Google Wallet might leave the US for the first time based on the claims of French paper Les Echos. A trial run of the NFC-based wireless payment system would reportedly start up in early 2012 with the anticipation of having it ready for the summer Olympics, which start in London on July 27. Banks, distributors, and stores were supposedly in talks.
Verizon says Wallet block is security
Verizon on Tuesday denied blocking Google Wallet on the Galaxy Nexus. Spokesman Jeffrey Nelson claimed that the nature of the NFC-based payment system wasn't just top-level and had to be integrated into a "new, secure and proprietary hardware element" to work properly.
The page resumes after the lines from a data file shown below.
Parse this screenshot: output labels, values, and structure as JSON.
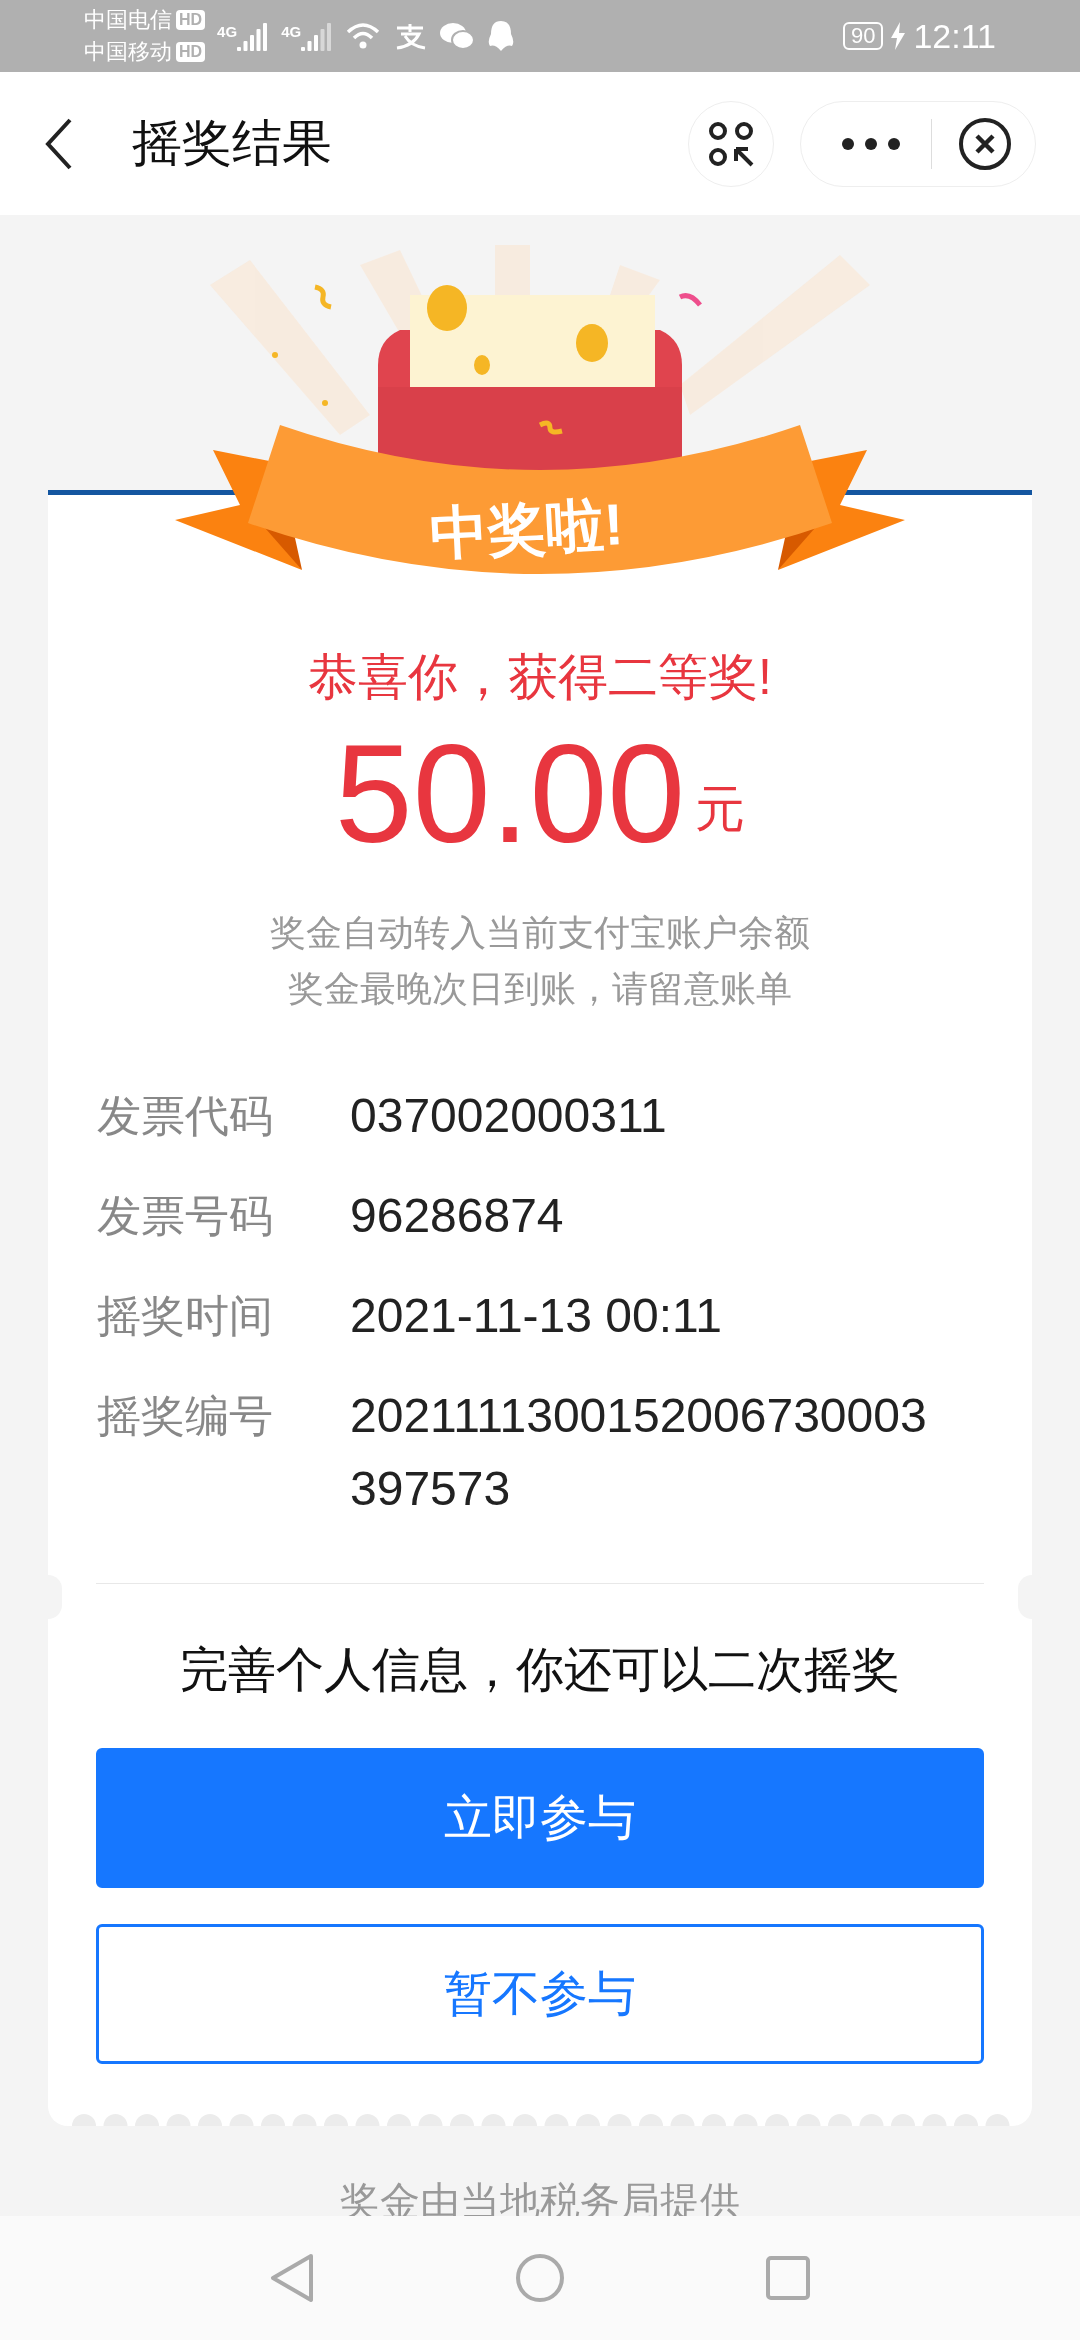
{
  "status_bar": {
    "carriers": [
      {
        "name": "中国电信",
        "badge": "HD"
      },
      {
        "name": "中国移动",
        "badge": "HD"
      }
    ],
    "network_labels": [
      "4G",
      "4G"
    ],
    "battery": "90",
    "time": "12:11"
  },
  "header": {
    "title": "摇奖结果"
  },
  "banner": {
    "ribbon_text": "中奖啦!"
  },
  "result": {
    "headline": "恭喜你，获得二等奖!",
    "amount": "50.00",
    "unit": "元",
    "notes": [
      "奖金自动转入当前支付宝账户余额",
      "奖金最晚次日到账，请留意账单"
    ]
  },
  "details": [
    {
      "label": "发票代码",
      "value": "037002000311"
    },
    {
      "label": "发票号码",
      "value": "96286874"
    },
    {
      "label": "摇奖时间",
      "value": "2021-11-13 00:11"
    },
    {
      "label": "摇奖编号",
      "value": "2021111300152006730003397573"
    }
  ],
  "second_chance": {
    "prompt": "完善个人信息，你还可以二次摇奖",
    "buttons": [
      {
        "label": "立即参与",
        "kind": "primary"
      },
      {
        "label": "暂不参与",
        "kind": "outline"
      }
    ]
  },
  "footer": {
    "text": "奖金由当地税务局提供"
  }
}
He was adamant that, despite the app not being on the device or in Android Market, it wasn't a case of Verizon trying to censor apps.
Verizon may bar Google competition with Isis NFC
Verizon was accused Monday of deliberately blocking Google Wallet on its version of the Galaxy Nexus. Although the new Nexus has the needed NFC chip and is stock Android, 9to5 had heard that Wallet was being screened from Android Market. The objective would supposedly be to block a competitor to the upcoming multi-carrier Isis payment system due next year.
NFC-service available as Verizon preps to ship
When Verizon first ships the new Samsung Galaxy Nexus next month, the Android 4.0-based smartphone is not going to support Google Wallet, at least officially. The Android community is not waiting. Developers at MoDaCo already have posted a hack to offer this functionality.
Google Checkout merges with Wallet
In a lower-key move next to its Google Music store launch, Google said it was rolling Google Checkout into Google Wallet. The switch makes the system that handles NFC-based mobile payments the same that handles regular web sales. Android Market, Google+ games, and YouTube movie rentals will all use Wallet, while a Wallet sign-in will work at any third-party store that takes either the new format or Checkout.
BlackBerry Bold 9900 and Curve 9360 OK for PayPass
RIM had the distinction of providing the first phones to use a SIM card that support MasterCard's NFC-based PayPass tech for short-range wireless payments. Both the BlackBerry Bold 9900 and the Curve 9360 can, with the right apps, pay at a store just by tapping a receiver. The account will be attached to the SIM card, not the phone, and let users swap phones with the same account, although it may create issues with switching carriers.